Companies from more than 100 countries descended on Dubai yesterday hoping for a bigger slice of the food retail sector across the GCC, which is expected to grow by US$23 billion (Dh84.48bn) over the next five years.
More than 4,200 exhibitors are taking part in Gulfood 2013, the world's largest annual trade show for the food and hospitality industry.
Consumer spending in the GCC food sector stood at $83bn at the end of last year, but is expected to reach $106bn in the next five years, according to a study by ATKearney, a global management consultancy.
And many of the exhibitors at the four-day show are hoping to expand their share of the spoils.
"There are billions of dollars of trade that takes place in and around this event and for them, when many of their home markets are at best flat, at worst struggling, here is a market in the ascendant and the Middle East for them is a very attractive place to be because it connects them with a very wide geography," said Mark Napier, the director of exhibitions at Dubai World Trade Centre.
Greece-based Agrovim, which owns the Iliada olive oil brand, is one such company. It mainly exports its products to countries including the Emirates, so it has not been too badly affected by Greece's economic woes. But many of the countries it exports to are in Europe, which is suffering from its own financial troubles.
"The Middle East is a very good market for us because the people have money," said Jenny Gyftea, the vice president of Agrovim.
The company is participating in Gulfood with an aim to expand its customer base in the region. "For us Egypt is a very good market [in addition to] Kuwait and Dubai. We are working on Saudi Arabia now."
Pro Ecuador, the trade and investment promotion organisation of Ecuador, is taking part in Gulfood for the first time to increase the country's exports to the Emirates and the region.

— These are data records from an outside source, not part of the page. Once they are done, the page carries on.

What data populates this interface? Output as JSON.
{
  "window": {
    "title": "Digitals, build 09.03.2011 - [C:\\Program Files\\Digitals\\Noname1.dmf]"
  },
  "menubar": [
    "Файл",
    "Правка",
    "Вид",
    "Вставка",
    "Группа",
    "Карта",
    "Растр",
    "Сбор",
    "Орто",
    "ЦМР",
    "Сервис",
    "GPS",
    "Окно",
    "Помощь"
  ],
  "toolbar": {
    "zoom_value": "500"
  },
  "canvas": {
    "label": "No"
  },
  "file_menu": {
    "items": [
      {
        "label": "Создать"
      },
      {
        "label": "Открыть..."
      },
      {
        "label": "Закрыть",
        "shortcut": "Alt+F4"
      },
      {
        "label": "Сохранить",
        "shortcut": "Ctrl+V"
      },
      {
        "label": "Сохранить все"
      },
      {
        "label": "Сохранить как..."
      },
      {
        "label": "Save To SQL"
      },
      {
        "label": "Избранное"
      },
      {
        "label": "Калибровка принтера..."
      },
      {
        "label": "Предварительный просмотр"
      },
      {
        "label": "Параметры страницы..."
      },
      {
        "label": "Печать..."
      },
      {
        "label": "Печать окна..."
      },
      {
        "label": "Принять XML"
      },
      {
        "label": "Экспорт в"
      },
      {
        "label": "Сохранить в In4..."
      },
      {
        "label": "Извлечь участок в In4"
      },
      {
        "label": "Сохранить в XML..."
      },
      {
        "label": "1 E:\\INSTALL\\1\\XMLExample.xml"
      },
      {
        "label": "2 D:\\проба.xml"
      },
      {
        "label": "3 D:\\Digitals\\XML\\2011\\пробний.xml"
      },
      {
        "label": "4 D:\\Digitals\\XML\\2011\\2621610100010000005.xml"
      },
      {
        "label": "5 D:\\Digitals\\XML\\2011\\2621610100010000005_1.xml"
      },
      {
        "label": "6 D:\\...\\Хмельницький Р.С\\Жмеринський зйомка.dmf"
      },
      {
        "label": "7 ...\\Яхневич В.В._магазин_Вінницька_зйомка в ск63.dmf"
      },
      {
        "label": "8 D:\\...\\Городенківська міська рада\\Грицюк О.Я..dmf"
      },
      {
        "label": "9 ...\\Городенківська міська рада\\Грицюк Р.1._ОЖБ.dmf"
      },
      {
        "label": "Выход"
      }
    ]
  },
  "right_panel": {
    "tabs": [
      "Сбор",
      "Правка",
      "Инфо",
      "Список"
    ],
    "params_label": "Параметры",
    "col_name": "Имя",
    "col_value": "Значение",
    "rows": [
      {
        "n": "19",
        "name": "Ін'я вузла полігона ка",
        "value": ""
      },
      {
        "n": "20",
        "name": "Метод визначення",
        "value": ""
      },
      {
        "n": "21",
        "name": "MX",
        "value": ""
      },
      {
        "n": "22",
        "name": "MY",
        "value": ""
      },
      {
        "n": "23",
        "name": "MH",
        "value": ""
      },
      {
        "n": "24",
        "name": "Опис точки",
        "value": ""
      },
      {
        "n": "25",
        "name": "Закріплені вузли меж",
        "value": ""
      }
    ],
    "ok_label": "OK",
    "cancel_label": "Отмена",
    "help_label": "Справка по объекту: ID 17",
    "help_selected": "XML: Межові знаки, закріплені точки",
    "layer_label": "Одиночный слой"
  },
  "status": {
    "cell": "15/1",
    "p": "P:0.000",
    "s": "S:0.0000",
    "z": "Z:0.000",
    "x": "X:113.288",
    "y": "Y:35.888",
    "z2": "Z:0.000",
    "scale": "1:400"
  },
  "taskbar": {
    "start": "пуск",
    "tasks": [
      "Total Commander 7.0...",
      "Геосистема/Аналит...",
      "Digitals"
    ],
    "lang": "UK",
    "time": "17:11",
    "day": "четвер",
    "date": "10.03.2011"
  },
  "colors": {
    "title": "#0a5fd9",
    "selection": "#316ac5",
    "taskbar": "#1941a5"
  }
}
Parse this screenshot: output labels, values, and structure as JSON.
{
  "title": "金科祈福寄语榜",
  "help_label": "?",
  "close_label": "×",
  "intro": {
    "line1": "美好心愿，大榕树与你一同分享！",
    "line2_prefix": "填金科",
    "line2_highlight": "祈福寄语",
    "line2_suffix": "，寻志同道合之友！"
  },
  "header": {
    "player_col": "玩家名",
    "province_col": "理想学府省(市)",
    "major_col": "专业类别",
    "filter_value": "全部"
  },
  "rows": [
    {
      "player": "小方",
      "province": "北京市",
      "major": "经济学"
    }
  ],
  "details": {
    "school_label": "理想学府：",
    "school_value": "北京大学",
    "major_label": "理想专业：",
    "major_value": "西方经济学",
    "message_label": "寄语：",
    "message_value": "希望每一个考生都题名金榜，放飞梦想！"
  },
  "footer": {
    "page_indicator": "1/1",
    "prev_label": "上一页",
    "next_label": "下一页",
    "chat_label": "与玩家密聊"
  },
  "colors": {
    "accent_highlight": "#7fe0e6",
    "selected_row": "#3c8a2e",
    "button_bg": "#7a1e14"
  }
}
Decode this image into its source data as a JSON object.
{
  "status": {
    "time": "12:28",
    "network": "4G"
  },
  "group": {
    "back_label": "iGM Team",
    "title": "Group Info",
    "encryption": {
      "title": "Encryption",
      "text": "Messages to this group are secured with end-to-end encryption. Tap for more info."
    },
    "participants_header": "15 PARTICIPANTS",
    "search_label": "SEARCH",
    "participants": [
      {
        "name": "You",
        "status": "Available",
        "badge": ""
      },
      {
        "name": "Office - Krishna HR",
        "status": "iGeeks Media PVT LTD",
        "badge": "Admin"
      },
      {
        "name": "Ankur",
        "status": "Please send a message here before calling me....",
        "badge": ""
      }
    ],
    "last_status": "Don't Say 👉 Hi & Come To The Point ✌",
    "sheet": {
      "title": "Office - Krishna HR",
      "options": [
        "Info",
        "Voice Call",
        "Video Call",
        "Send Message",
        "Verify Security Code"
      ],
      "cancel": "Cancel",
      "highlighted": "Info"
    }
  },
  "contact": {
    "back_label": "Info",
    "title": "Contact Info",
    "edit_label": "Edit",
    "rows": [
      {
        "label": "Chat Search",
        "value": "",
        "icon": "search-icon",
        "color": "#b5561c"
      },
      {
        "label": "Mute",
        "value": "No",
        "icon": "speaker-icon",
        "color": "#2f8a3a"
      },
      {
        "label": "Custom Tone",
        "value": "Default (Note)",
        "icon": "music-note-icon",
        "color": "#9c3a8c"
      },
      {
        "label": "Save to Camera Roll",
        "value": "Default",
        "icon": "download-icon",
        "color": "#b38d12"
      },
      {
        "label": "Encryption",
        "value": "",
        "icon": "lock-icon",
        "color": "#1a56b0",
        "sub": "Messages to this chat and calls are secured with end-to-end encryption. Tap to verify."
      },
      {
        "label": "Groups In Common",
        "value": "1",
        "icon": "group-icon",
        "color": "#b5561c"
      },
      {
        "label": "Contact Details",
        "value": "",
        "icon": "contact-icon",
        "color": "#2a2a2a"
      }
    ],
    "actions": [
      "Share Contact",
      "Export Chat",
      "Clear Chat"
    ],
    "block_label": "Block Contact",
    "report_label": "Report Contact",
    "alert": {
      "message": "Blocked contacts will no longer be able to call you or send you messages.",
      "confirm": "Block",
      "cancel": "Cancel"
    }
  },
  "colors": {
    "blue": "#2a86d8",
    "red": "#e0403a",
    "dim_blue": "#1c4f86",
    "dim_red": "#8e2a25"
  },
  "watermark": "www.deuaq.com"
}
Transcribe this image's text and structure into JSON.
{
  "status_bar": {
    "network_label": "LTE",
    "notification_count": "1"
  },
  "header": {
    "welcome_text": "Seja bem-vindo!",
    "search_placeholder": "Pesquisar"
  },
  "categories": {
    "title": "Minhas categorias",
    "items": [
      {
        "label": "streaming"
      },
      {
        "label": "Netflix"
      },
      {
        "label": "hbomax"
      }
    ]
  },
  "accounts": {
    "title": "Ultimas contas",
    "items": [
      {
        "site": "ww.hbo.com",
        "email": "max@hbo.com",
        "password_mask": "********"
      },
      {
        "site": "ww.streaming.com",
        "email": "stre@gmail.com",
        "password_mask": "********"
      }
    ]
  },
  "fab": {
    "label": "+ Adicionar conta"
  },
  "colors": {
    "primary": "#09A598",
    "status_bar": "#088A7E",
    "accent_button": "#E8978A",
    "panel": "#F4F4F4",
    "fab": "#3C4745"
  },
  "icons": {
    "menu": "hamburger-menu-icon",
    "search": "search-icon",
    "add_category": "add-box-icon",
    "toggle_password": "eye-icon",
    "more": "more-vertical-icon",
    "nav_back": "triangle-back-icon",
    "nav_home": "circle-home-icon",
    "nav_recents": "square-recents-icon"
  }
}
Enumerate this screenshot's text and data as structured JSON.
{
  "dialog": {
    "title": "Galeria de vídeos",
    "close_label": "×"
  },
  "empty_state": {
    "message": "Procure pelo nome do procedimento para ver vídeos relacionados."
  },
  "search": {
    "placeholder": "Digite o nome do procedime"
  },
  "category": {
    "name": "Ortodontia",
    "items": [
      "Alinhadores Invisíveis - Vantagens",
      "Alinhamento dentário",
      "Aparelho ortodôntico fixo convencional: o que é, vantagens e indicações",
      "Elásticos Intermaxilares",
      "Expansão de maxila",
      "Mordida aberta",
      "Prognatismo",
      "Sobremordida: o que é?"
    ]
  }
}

Last year Ecuador's exports to the UAE stood at around $4 million.
"It is the new strategy of Pro Ecuador and the government of Ecuador to [penetrate] new international and especially emerging markets such as the United Arab Emirates and the region," said Hussam Hassan, the head of commercial office at Pro Ecuador.
The organisation brought four Ecuadorian businesses to the show, ranging from the fruit exporter, Earthfructifera to the organic chocolate company, Pacari to help them to establish connections.
But for some regional companies, Gulfood represents an opportunity to pursue opportunities further afield.
Aujan Group Holding, which is headquartered in Saudi Arabia and owns the Rani and Barbican drinks brands, has just created two beverage companies with The Coca-Cola Company - the Aujan Coca-Cola Beverages Company and Rani Refreshments.
"One aspect of this partnership, is the international expansion of Rani and Barbican," said Roland Ebelt, the general manager of Rani Refreshments.
Aujan Industries began expanding into Africa about four years ago and Rani and Barbican drinks are now sold in Egypt, Libya, Algeria, Ethiopia and Senegal. Aujan is using Gulfood to support the expansion.
"Africa is our number one target for international expansion," said Mr Ebelt. "We will use Gulfood to meet up with people who are working in these markets."